  • Severity of the injury: More serious injuries, such as amputations or traumatic brain injuries, typically yield higher settlements than less severe injuries like strains or sprains.
  • Level of fault: If the railroad was overwhelmingly at fault for the accident, you may be entitled to a larger settlement.
  • Your age and life expectancy: Younger claimants may receive higher settlements to account for a longer lifespan with disability.
  • Lost wages and earning capacity: If your injury prevents you from returning to work or significantly reduces your earning capacity, this will impact your settlement.
  • Medical expenses: The amount of your past and future medical costs will be factored into your settlement.
  • Pain and suffering: The degree of physical pain and emotional distress you’ve endured also influences settlement amounts.

2. Calculating Economic Damages

Economic damages, also known as special damages, have a clear monetary value. These include:

  • Medical expenses: Ambulance bills, hospital stays, surgeries, medications, physical therapy, and any other medical costs related to your injury.
  • Lost wages: Any income you’ve lost due to missing work while recovering from your injury.
  • Reduced earning capacity: If your injury permanently impairs your ability to work, you may be able to claim lost future earnings.
  • Other expenses: Travel costs for medical appointments, home modifications for disability, etc.

Keep meticulous records of all these expenses, as documentation is key to securing fair compensation.

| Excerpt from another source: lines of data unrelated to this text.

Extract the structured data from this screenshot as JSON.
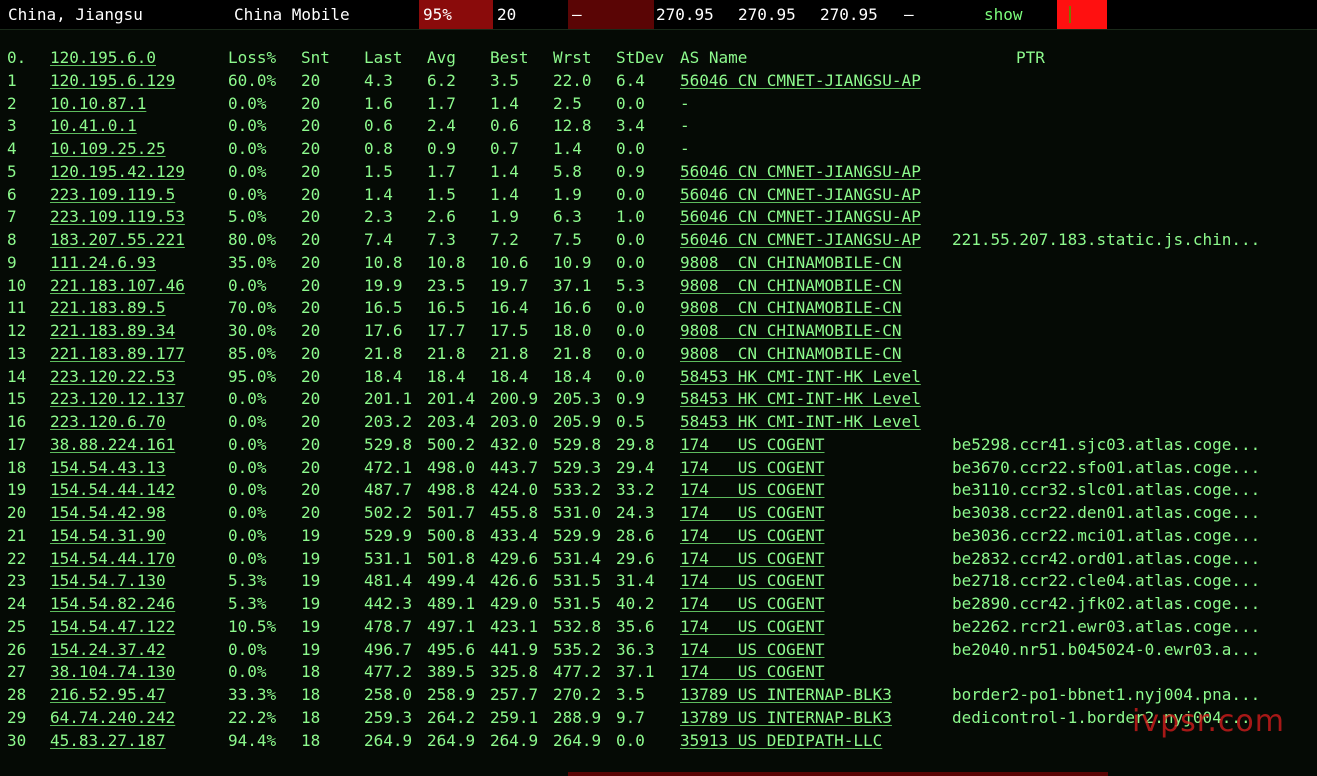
{
  "topbar": {
    "location": "China, Jiangsu",
    "isp": "China Mobile",
    "loss": "95%",
    "sent": "20",
    "dash1": "–",
    "v1": "270.95",
    "v2": "270.95",
    "v3": "270.95",
    "dash2": "–",
    "show_label": "show"
  },
  "table": {
    "headers": {
      "hop": "0.",
      "host": "120.195.6.0",
      "loss": "Loss%",
      "snt": "Snt",
      "last": "Last",
      "avg": "Avg",
      "best": "Best",
      "wrst": "Wrst",
      "stdev": "StDev",
      "as": "AS Name",
      "ptr": "PTR"
    },
    "rows": [
      {
        "hop": "1",
        "host": "120.195.6.129",
        "loss": "60.0%",
        "snt": "20",
        "last": "4.3",
        "avg": "6.2",
        "best": "3.5",
        "wrst": "22.0",
        "stdev": "6.4",
        "as": "56046 CN CMNET-JIANGSU-AP",
        "ptr": ""
      },
      {
        "hop": "2",
        "host": "10.10.87.1",
        "loss": "0.0%",
        "snt": "20",
        "last": "1.6",
        "avg": "1.7",
        "best": "1.4",
        "wrst": "2.5",
        "stdev": "0.0",
        "as": "-",
        "ptr": ""
      },
      {
        "hop": "3",
        "host": "10.41.0.1",
        "loss": "0.0%",
        "snt": "20",
        "last": "0.6",
        "avg": "2.4",
        "best": "0.6",
        "wrst": "12.8",
        "stdev": "3.4",
        "as": "-",
        "ptr": ""
      },
      {
        "hop": "4",
        "host": "10.109.25.25",
        "loss": "0.0%",
        "snt": "20",
        "last": "0.8",
        "avg": "0.9",
        "best": "0.7",
        "wrst": "1.4",
        "stdev": "0.0",
        "as": "-",
        "ptr": ""
      },
      {
        "hop": "5",
        "host": "120.195.42.129",
        "loss": "0.0%",
        "snt": "20",
        "last": "1.5",
        "avg": "1.7",
        "best": "1.4",
        "wrst": "5.8",
        "stdev": "0.9",
        "as": "56046 CN CMNET-JIANGSU-AP",
        "ptr": ""
      },
      {
        "hop": "6",
        "host": "223.109.119.5",
        "loss": "0.0%",
        "snt": "20",
        "last": "1.4",
        "avg": "1.5",
        "best": "1.4",
        "wrst": "1.9",
        "stdev": "0.0",
        "as": "56046 CN CMNET-JIANGSU-AP",
        "ptr": ""
      },
      {
        "hop": "7",
        "host": "223.109.119.53",
        "loss": "5.0%",
        "snt": "20",
        "last": "2.3",
        "avg": "2.6",
        "best": "1.9",
        "wrst": "6.3",
        "stdev": "1.0",
        "as": "56046 CN CMNET-JIANGSU-AP",
        "ptr": ""
      },
      {
        "hop": "8",
        "host": "183.207.55.221",
        "loss": "80.0%",
        "snt": "20",
        "last": "7.4",
        "avg": "7.3",
        "best": "7.2",
        "wrst": "7.5",
        "stdev": "0.0",
        "as": "56046 CN CMNET-JIANGSU-AP",
        "ptr": "221.55.207.183.static.js.chin..."
      },
      {
        "hop": "9",
        "host": "111.24.6.93",
        "loss": "35.0%",
        "snt": "20",
        "last": "10.8",
        "avg": "10.8",
        "best": "10.6",
        "wrst": "10.9",
        "stdev": "0.0",
        "as": "9808  CN CHINAMOBILE-CN",
        "ptr": ""
      },
      {
        "hop": "10",
        "host": "221.183.107.46",
        "loss": "0.0%",
        "snt": "20",
        "last": "19.9",
        "avg": "23.5",
        "best": "19.7",
        "wrst": "37.1",
        "stdev": "5.3",
        "as": "9808  CN CHINAMOBILE-CN",
        "ptr": ""
      },
      {
        "hop": "11",
        "host": "221.183.89.5",
        "loss": "70.0%",
        "snt": "20",
        "last": "16.5",
        "avg": "16.5",
        "best": "16.4",
        "wrst": "16.6",
        "stdev": "0.0",
        "as": "9808  CN CHINAMOBILE-CN",
        "ptr": ""
      },
      {
        "hop": "12",
        "host": "221.183.89.34",
        "loss": "30.0%",
        "snt": "20",
        "last": "17.6",
        "avg": "17.7",
        "best": "17.5",
        "wrst": "18.0",
        "stdev": "0.0",
        "as": "9808  CN CHINAMOBILE-CN",
        "ptr": ""
      },
      {
        "hop": "13",
        "host": "221.183.89.177",
        "loss": "85.0%",
        "snt": "20",
        "last": "21.8",
        "avg": "21.8",
        "best": "21.8",
        "wrst": "21.8",
        "stdev": "0.0",
        "as": "9808  CN CHINAMOBILE-CN",
        "ptr": ""
      },
      {
        "hop": "14",
        "host": "223.120.22.53",
        "loss": "95.0%",
        "snt": "20",
        "last": "18.4",
        "avg": "18.4",
        "best": "18.4",
        "wrst": "18.4",
        "stdev": "0.0",
        "as": "58453 HK CMI-INT-HK Level",
        "ptr": ""
      },
      {
        "hop": "15",
        "host": "223.120.12.137",
        "loss": "0.0%",
        "snt": "20",
        "last": "201.1",
        "avg": "201.4",
        "best": "200.9",
        "wrst": "205.3",
        "stdev": "0.9",
        "as": "58453 HK CMI-INT-HK Level",
        "ptr": ""
      },
      {
        "hop": "16",
        "host": "223.120.6.70",
        "loss": "0.0%",
        "snt": "20",
        "last": "203.2",
        "avg": "203.4",
        "best": "203.0",
        "wrst": "205.9",
        "stdev": "0.5",
        "as": "58453 HK CMI-INT-HK Level",
        "ptr": ""
      },
      {
        "hop": "17",
        "host": "38.88.224.161",
        "loss": "0.0%",
        "snt": "20",
        "last": "529.8",
        "avg": "500.2",
        "best": "432.0",
        "wrst": "529.8",
        "stdev": "29.8",
        "as": "174   US COGENT",
        "ptr": "be5298.ccr41.sjc03.atlas.coge..."
      },
      {
        "hop": "18",
        "host": "154.54.43.13",
        "loss": "0.0%",
        "snt": "20",
        "last": "472.1",
        "avg": "498.0",
        "best": "443.7",
        "wrst": "529.3",
        "stdev": "29.4",
        "as": "174   US COGENT",
        "ptr": "be3670.ccr22.sfo01.atlas.coge..."
      },
      {
        "hop": "19",
        "host": "154.54.44.142",
        "loss": "0.0%",
        "snt": "20",
        "last": "487.7",
        "avg": "498.8",
        "best": "424.0",
        "wrst": "533.2",
        "stdev": "33.2",
        "as": "174   US COGENT",
        "ptr": "be3110.ccr32.slc01.atlas.coge..."
      },
      {
        "hop": "20",
        "host": "154.54.42.98",
        "loss": "0.0%",
        "snt": "20",
        "last": "502.2",
        "avg": "501.7",
        "best": "455.8",
        "wrst": "531.0",
        "stdev": "24.3",
        "as": "174   US COGENT",
        "ptr": "be3038.ccr22.den01.atlas.coge..."
      },
      {
        "hop": "21",
        "host": "154.54.31.90",
        "loss": "0.0%",
        "snt": "19",
        "last": "529.9",
        "avg": "500.8",
        "best": "433.4",
        "wrst": "529.9",
        "stdev": "28.6",
        "as": "174   US COGENT",
        "ptr": "be3036.ccr22.mci01.atlas.coge..."
      },
      {
        "hop": "22",
        "host": "154.54.44.170",
        "loss": "0.0%",
        "snt": "19",
        "last": "531.1",
        "avg": "501.8",
        "best": "429.6",
        "wrst": "531.4",
        "stdev": "29.6",
        "as": "174   US COGENT",
        "ptr": "be2832.ccr42.ord01.atlas.coge..."
      },
      {
        "hop": "23",
        "host": "154.54.7.130",
        "loss": "5.3%",
        "snt": "19",
        "last": "481.4",
        "avg": "499.4",
        "best": "426.6",
        "wrst": "531.5",
        "stdev": "31.4",
        "as": "174   US COGENT",
        "ptr": "be2718.ccr22.cle04.atlas.coge..."
      },
      {
        "hop": "24",
        "host": "154.54.82.246",
        "loss": "5.3%",
        "snt": "19",
        "last": "442.3",
        "avg": "489.1",
        "best": "429.0",
        "wrst": "531.5",
        "stdev": "40.2",
        "as": "174   US COGENT",
        "ptr": "be2890.ccr42.jfk02.atlas.coge..."
      },
      {
        "hop": "25",
        "host": "154.54.47.122",
        "loss": "10.5%",
        "snt": "19",
        "last": "478.7",
        "avg": "497.1",
        "best": "423.1",
        "wrst": "532.8",
        "stdev": "35.6",
        "as": "174   US COGENT",
        "ptr": "be2262.rcr21.ewr03.atlas.coge..."
      },
      {
        "hop": "26",
        "host": "154.24.37.42",
        "loss": "0.0%",
        "snt": "19",
        "last": "496.7",
        "avg": "495.6",
        "best": "441.9",
        "wrst": "535.2",
        "stdev": "36.3",
        "as": "174   US COGENT",
        "ptr": "be2040.nr51.b045024-0.ewr03.a..."
      },
      {
        "hop": "27",
        "host": "38.104.74.130",
        "loss": "0.0%",
        "snt": "18",
        "last": "477.2",
        "avg": "389.5",
        "best": "325.8",
        "wrst": "477.2",
        "stdev": "37.1",
        "as": "174   US COGENT",
        "ptr": ""
      },
      {
        "hop": "28",
        "host": "216.52.95.47",
        "loss": "33.3%",
        "snt": "18",
        "last": "258.0",
        "avg": "258.9",
        "best": "257.7",
        "wrst": "270.2",
        "stdev": "3.5",
        "as": "13789 US INTERNAP-BLK3",
        "ptr": "border2-po1-bbnet1.nyj004.pna..."
      },
      {
        "hop": "29",
        "host": "64.74.240.242",
        "loss": "22.2%",
        "snt": "18",
        "last": "259.3",
        "avg": "264.2",
        "best": "259.1",
        "wrst": "288.9",
        "stdev": "9.7",
        "as": "13789 US INTERNAP-BLK3",
        "ptr": "dedicontrol-1.border2.nyj004..."
      },
      {
        "hop": "30",
        "host": "45.83.27.187",
        "loss": "94.4%",
        "snt": "18",
        "last": "264.9",
        "avg": "264.9",
        "best": "264.9",
        "wrst": "264.9",
        "stdev": "0.0",
        "as": "35913 US DEDIPATH-LLC",
        "ptr": ""
      }
    ]
  },
  "watermark": "ivpsr.com",
  "colors": {
    "text": "#8dfa8d",
    "accent_red": "#8a0b0b",
    "bright_red": "#ff1010",
    "background": "#050a05"
  }
}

3. Calculating Non-Economic Damages

Non-economic damages, or general damages, are more subjective. They include:

  • Pain and suffering: The physical discomfort and pain you’ve experienced due to your injury.
  • Emotional distress: Anxiety, depression, PTSD, or other mental health impacts of your injury.
  • Loss of enjoyment of life: If your injury prevents you from participating in activities you once enjoyed.
  • Disfigurement: If your injury resulted in noticeable scarring or other physical disfigurement.

There’s no one-size-fits-all formula for calculating non-economic damages. Your attorney will help you put a value on these losses based on the specifics of your case.

4. Comparative Negligence and Its Impact on Settlements

Under FELA, the doctrine of comparative negligence applies. This means that if you were partially at fault for the accident, your settlement will be reduced by your percentage of fault. For example, if you’re deemed 20% at fault and the jury awards $1 million, you’ll receive $800,000.

Given the complexities of FELA and calculating fair settlements, it’s crucial to work with an experienced railroad injury attorney. They will:

  • Assess your claim: Determine the strength of your case and potential settlement range.
  • Gather evidence: Collect documentation of your injuries, medical expenses, lost wages, and more.
  • Calculate damages: Put a value on both your economic and non-economic losses.
  • Negotiate with the railroad: Advocate for you to secure the highest possible settlement.

6. Negotiating a Fair Settlement

Most FELA cases settle out of court. Your attorney will work with the railroad’s representatives to reach a fair agreement. This may involve several rounds of negotiation. It’s essential to be patient and not rush into accepting a low offer. Remember, once you settle, you cannot pursue further compensation for the same injury.

If you’re a railroad worker who’s been injured, don’t hesitate to seek legal advice. An experienced FELA attorney can guide you through the process and fight for the compensation you deserve.